Leaving abortion behind
Opposition to abortion played a more prominent role in the conversion of Abby Johnson. As a young Southern Baptist growing up in Louisiana, Johnson was fascinated by the Virgin Mary, and she enjoyed watching Mother Angelica on EWTN and dressing up as a nun by putting towels on her head. But until recently, she never imagined she'd actually become Catholic.
Johnson rose to national prominence in 2009 when, after witnessing an ultrasound-guided abortion, she left her job as director of a Planned Parenthood clinic in Texas and became a pro-life advocate.
After her pro-life conversion, Johnson and her husband, Doug, no longer felt welcome at the pro-choice Episcopal church they'd been attending.

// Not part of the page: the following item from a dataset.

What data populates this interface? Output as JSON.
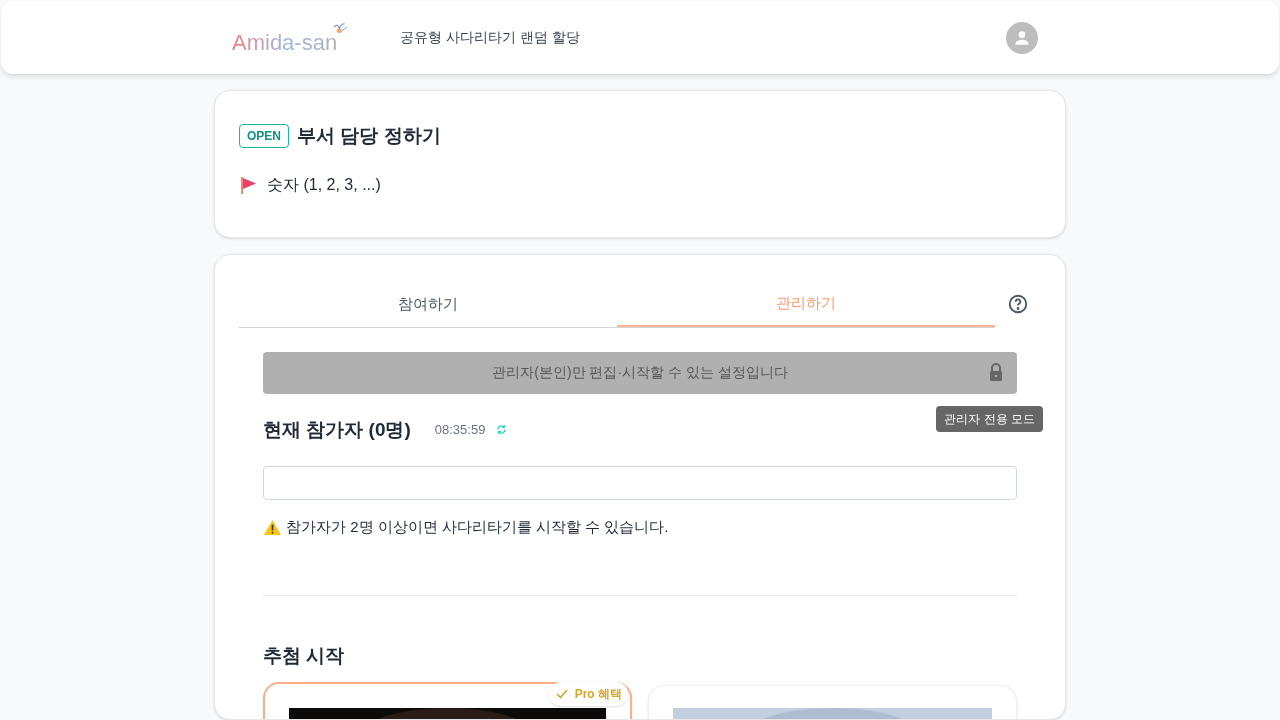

Although Doug was adamant that they would not become Catholic, Johnson saw something special in her new Catholic pro-life friends in the Brazos Valley Coalition for Life. "I just saw how Christ was really real every day in their lives, and I thought, 'I want that too.'"
One Sunday they attended Mass after missing another church service, and they realized that the Catholic Church was where they belonged.
They completed their RCIA classes in the spring, and Johnson said they were awaiting an annulment ruling before they can receive what she most looks forward to about becoming Catholic: the Eucharist.
"It feels like torture to have to wait," she said, "but it just confirms that we're in the right place and that this is what we really want and that this is really God's desire for us."
Kevin Birnbaum writes from Washington state.